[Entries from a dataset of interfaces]
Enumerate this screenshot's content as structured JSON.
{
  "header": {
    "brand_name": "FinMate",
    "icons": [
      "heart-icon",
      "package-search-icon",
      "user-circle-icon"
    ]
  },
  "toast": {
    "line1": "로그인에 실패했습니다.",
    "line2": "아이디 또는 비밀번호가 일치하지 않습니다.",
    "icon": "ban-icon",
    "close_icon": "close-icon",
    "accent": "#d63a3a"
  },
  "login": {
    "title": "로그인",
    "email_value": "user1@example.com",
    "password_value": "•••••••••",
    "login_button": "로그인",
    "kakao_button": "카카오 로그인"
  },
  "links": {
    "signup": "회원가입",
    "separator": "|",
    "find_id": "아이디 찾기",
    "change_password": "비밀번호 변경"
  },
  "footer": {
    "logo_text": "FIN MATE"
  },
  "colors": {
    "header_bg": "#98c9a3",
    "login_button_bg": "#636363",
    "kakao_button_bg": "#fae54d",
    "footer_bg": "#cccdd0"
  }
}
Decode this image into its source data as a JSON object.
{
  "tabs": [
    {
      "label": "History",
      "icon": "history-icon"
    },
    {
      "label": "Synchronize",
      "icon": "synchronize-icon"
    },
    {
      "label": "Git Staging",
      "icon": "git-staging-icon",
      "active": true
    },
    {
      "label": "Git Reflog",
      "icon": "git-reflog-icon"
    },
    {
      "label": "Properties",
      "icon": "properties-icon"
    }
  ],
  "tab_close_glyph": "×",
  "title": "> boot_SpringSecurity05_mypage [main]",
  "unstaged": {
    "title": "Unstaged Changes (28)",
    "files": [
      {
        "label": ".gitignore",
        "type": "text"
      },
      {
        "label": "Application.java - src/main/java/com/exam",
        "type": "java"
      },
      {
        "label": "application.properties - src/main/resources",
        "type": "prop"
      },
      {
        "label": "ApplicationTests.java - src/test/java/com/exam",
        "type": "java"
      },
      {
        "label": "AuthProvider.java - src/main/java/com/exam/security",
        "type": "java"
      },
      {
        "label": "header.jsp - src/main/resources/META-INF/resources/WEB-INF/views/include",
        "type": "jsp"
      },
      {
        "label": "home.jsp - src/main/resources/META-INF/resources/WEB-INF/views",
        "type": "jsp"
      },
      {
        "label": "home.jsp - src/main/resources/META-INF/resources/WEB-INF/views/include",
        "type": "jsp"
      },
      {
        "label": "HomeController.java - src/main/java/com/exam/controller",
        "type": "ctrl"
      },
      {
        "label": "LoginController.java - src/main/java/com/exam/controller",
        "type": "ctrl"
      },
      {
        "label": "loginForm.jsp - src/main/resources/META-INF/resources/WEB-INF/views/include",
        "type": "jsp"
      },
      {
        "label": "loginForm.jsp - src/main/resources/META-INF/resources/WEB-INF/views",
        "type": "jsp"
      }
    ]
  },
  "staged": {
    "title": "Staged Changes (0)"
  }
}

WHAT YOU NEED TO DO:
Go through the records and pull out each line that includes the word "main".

ANSWER FOR THIS EXERCISE:
  "title": "> boot_SpringSecurity05_mypage [main]",
        "label": "Application.java - src/main/java/com/exam",
        "label": "application.properties - src/main/resources",
        "label": "AuthProvider.java - src/main/java/com/exam/security",
        "label": "header.jsp - src/main/resources/META-INF/resources/WEB-INF/views/include",
        "label": "home.jsp - src/main/resources/META-INF/resources/WEB-INF/views",
        "label": "home.jsp - src/main/resources/META-INF/resources/WEB-INF/views/include",
        "label": "HomeController.java - src/main/java/com/exam/controller",
        "label": "LoginController.java - src/main/java/com/exam/controller",
        "label": "loginForm.jsp - src/main/resources/META-INF/resources/WEB-INF/views/include",
        "label": "loginForm.jsp - src/main/resources/META-INF/resources/WEB-INF/views",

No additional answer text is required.